The HHS OIG published a Special Fraud Alert cautioning pharmaceutical and medical device companies against conducting speaker programs given the “inherent risks” of implicating the Anti-Kickback Statute and False Claims Act. The OIG cited numerous enforcement actions related to speaker program arrangements, as well as Sunshine Act payment records reflecting significant payments for such programs in recent years. The OIG called for companies to assess the need for re-starting in-person speaker programs that have been paused during the COVID-19 pandemic. The Fraud Alert outlines “suspect” characteristics of a speaker program that may provoke an enforcement action, including the following:

  • Selected high-prescribing persons to be speakers and rewarded them with lucrative fees.
  • There is little or no substantive information presented at the program.
  • Alcohol is available or a meal exceeding “modest value” is provided to program attendees.
  • Held speaker programs at entertainment venues not conducive to educational presentation.
  • Company sponsors many programs on the same or substantially the same topic or product, especially if there has been no recent substantive change in relevant information.
  • Programs conducted where there has been a “significant period of time” with no new medical or scientific information nor new-FDA approval of a product or indication.
  • Programs where the attendees have attended other programs on the same or substantially the same topics more than once.
  • Attendees include individuals who do not have a legitimate business reason to attend the program, such as friends, significant others, family members, practice employees, and others with no use for the information.
  • Sales representatives or marketing personnel involved in the selection of speakers or the company selects HCP speakers or attendees based on past or potential revenue generated by prescriptions (e.g., a return on investment analysis).
  • Payment to HCP speakers exceeds fair market value for the speaking service or compensation takes into account the volume of business generated by the HCPs.
  • Conditioned speaker remuneration on sales targets (e.g., required speaker HCPs to write a minimum number of prescriptions in order to receive the speaker honoraria).

 

Richard P. Kusserow served as DHHS Inspector General for 11 years.
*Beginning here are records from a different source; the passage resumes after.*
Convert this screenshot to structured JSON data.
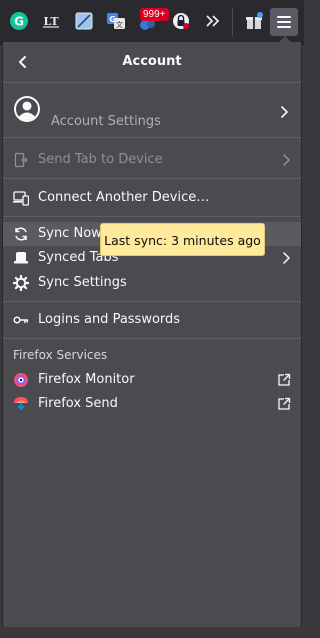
{
  "toolbar": {
    "badge_count": "999+",
    "icons": [
      "grammarly-icon",
      "lt-icon",
      "notes-icon",
      "translate-icon",
      "extension-badge-icon",
      "privacy-icon",
      "overflow-icon",
      "extensions-gift-icon",
      "hamburger-menu-icon"
    ]
  },
  "panel": {
    "title": "Account",
    "account_label": "Account Settings",
    "items": {
      "send_tab": "Send Tab to Device",
      "connect_device": "Connect Another Device…",
      "sync_now": "Sync Now",
      "synced_tabs": "Synced Tabs",
      "sync_settings": "Sync Settings",
      "logins": "Logins and Passwords"
    },
    "services_title": "Firefox Services",
    "services": {
      "monitor": "Firefox Monitor",
      "send": "Firefox Send"
    }
  },
  "tooltip": {
    "text": "Last sync: 3 minutes ago"
  },
  "colors": {
    "panel_bg": "#4a4a4f",
    "toolbar_bg": "#2a2a2e",
    "tooltip_bg": "#ffe99a",
    "badge_red": "#d70022"
  }
}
He currently is CEO of Strategic Management Services, LLC (SM), a firm that has assisted more than 3,000 organizations and entities with compliance related matters. The SM sister company, CRC, provides a wide range of compliance tools including sanction-screening.

Connect with Richard Kusserow on LinkedIn.

Subscribe to the Kusserow on Compliance Newsletter

Copyright © 2020 Strategic Management Services, LLC. Published with permission.